■ Information shown ■
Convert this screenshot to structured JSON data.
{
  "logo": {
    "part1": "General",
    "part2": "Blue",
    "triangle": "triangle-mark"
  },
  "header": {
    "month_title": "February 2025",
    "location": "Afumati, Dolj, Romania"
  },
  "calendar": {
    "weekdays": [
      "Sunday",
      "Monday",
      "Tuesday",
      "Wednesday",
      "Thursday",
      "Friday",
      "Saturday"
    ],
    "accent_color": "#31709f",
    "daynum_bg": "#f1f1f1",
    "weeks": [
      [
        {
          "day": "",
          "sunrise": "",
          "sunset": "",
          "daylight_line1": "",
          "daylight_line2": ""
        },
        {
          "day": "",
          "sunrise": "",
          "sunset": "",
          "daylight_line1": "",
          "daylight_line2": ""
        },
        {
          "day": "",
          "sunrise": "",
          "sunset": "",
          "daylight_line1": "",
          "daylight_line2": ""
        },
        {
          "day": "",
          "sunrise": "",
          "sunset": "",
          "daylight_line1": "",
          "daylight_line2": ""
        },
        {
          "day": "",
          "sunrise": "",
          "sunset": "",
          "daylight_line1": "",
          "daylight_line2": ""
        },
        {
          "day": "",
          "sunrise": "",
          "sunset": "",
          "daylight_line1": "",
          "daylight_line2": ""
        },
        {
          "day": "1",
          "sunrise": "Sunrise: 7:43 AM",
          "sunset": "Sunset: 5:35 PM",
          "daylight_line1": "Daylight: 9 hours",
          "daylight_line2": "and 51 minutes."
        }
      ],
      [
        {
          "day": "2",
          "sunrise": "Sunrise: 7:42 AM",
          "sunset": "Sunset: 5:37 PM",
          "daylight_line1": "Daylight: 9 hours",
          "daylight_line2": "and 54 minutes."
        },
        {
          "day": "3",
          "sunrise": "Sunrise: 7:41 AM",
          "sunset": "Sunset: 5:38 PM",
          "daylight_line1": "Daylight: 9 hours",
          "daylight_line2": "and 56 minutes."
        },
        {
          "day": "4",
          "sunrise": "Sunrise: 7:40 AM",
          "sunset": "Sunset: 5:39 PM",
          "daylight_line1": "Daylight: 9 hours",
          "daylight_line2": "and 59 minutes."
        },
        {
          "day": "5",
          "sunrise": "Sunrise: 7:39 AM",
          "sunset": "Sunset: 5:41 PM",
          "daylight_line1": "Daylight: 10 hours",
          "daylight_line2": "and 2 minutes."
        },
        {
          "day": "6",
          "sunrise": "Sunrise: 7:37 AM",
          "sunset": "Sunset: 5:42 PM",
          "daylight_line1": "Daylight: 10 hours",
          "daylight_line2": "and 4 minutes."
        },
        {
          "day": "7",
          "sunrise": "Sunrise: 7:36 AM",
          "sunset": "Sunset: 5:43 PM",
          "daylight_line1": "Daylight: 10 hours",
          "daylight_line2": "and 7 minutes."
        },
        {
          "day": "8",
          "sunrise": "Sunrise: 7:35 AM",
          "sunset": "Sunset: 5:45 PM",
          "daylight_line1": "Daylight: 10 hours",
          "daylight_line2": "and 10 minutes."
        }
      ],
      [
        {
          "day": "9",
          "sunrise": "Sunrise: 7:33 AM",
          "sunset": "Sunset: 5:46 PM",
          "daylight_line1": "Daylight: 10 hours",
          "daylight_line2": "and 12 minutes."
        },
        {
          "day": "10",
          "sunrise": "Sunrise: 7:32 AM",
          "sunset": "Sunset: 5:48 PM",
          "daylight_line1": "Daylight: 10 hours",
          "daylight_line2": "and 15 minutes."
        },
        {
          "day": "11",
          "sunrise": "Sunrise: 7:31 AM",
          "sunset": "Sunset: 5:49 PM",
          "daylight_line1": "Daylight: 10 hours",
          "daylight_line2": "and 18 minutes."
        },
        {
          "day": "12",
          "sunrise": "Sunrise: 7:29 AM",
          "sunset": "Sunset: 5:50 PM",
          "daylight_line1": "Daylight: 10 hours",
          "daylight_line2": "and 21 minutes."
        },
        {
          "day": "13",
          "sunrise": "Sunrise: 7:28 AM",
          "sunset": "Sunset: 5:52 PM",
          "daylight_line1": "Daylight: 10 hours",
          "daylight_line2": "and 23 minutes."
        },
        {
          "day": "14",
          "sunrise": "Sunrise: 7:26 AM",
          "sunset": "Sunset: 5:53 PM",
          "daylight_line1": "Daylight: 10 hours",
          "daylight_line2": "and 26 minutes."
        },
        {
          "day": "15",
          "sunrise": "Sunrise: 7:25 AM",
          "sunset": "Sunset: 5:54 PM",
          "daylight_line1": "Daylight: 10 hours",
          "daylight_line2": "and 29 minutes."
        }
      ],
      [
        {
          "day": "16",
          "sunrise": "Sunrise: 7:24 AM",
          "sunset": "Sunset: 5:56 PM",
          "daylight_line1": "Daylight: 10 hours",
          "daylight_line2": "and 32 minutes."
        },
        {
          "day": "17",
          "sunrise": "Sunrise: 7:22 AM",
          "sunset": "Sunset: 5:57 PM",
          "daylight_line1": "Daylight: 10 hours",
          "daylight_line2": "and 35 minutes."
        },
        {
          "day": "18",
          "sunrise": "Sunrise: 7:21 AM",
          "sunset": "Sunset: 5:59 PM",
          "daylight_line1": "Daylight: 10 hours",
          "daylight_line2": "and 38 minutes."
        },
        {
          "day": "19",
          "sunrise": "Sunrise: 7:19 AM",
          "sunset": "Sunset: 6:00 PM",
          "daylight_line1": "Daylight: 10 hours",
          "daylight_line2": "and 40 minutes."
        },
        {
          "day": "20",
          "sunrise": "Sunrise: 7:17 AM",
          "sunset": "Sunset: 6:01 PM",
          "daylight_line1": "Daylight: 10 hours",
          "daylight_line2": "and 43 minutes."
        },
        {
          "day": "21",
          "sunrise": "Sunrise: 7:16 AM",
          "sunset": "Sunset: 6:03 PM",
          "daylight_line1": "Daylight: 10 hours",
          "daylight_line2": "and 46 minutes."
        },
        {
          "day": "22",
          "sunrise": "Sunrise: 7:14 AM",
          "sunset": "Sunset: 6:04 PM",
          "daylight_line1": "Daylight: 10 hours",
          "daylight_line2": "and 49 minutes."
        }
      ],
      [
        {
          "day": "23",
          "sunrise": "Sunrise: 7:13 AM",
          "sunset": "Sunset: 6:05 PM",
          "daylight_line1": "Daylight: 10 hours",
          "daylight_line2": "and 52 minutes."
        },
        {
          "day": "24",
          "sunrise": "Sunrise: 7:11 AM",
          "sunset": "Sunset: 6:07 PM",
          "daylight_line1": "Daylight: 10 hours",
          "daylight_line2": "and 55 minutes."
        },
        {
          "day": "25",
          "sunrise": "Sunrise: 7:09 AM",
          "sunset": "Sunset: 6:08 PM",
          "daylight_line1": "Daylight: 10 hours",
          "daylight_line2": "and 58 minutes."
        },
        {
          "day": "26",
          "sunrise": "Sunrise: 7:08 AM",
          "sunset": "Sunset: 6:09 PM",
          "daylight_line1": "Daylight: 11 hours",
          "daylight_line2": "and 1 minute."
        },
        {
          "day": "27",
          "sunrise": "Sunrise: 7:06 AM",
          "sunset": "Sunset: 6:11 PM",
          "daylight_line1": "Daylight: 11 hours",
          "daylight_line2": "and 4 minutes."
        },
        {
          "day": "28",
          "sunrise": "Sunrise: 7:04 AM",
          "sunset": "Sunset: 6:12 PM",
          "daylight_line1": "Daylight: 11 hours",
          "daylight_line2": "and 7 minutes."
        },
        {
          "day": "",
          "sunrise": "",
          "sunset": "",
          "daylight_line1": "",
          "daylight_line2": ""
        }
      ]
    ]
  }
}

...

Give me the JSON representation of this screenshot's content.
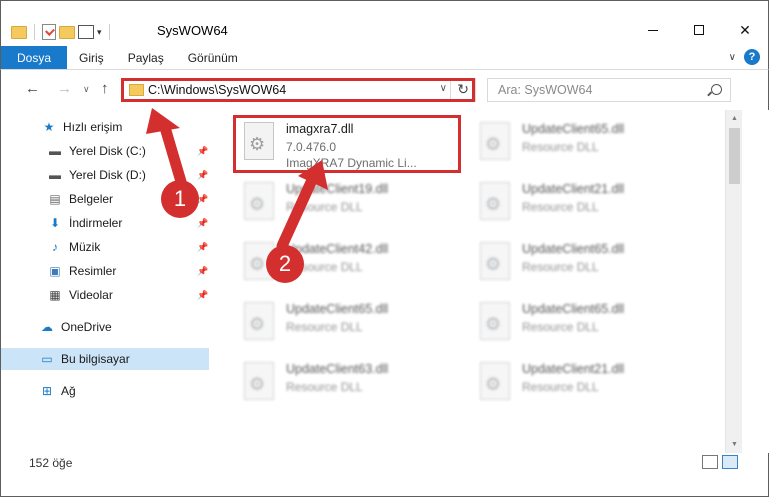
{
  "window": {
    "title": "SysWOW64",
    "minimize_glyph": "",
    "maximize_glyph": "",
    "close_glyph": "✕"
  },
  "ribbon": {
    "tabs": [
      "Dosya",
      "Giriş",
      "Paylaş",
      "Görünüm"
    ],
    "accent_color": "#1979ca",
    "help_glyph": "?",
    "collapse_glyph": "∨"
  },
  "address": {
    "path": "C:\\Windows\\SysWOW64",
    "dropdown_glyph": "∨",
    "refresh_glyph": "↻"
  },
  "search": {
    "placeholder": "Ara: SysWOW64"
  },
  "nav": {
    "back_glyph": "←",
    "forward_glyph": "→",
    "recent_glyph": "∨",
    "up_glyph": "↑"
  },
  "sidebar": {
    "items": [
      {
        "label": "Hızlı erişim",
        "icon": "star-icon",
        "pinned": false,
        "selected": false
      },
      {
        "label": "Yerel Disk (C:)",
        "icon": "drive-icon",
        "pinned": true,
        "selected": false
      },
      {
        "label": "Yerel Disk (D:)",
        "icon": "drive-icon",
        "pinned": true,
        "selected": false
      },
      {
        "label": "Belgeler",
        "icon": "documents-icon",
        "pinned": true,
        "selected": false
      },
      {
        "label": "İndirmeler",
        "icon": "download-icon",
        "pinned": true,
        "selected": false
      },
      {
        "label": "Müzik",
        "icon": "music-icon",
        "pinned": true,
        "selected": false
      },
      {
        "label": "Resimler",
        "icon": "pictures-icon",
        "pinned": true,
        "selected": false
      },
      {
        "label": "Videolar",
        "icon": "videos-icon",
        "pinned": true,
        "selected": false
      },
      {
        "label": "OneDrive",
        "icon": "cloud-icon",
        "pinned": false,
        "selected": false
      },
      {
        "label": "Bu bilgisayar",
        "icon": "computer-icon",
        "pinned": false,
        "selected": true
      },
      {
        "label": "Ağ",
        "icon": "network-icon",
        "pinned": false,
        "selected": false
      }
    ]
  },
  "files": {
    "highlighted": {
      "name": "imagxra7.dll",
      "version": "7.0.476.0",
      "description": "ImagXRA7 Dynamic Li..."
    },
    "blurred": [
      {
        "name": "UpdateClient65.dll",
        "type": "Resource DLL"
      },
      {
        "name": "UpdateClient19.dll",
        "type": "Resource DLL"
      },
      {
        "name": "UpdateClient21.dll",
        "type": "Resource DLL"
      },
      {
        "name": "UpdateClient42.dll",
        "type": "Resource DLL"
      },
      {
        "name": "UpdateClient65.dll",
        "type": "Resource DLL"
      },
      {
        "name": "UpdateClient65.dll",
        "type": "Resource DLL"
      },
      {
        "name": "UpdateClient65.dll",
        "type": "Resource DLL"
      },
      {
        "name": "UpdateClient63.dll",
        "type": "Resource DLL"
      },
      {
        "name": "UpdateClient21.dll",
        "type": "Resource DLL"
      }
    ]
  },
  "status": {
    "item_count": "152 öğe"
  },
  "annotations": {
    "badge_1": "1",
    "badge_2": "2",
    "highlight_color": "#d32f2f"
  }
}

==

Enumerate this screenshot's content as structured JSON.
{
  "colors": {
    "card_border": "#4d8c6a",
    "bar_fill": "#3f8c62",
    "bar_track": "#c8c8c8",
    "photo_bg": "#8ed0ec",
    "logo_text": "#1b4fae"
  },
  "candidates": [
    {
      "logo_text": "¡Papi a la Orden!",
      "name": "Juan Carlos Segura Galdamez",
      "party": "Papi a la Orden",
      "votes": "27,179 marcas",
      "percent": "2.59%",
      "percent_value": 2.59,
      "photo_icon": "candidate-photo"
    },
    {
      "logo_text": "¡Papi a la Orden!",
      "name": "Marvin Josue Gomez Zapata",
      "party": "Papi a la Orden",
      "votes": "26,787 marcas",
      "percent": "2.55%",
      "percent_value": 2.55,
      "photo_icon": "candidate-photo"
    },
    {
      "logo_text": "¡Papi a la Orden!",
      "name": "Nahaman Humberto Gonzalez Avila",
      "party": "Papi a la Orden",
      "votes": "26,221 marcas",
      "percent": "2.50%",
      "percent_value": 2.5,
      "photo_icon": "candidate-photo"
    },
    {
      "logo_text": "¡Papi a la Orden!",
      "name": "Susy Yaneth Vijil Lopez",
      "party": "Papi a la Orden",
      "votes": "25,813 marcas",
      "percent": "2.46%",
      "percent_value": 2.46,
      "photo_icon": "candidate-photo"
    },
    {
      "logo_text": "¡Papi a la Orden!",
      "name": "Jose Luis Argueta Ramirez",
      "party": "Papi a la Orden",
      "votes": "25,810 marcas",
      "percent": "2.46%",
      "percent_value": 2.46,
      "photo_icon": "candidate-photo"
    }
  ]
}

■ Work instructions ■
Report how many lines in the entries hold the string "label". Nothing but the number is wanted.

■ Exercise output ■
11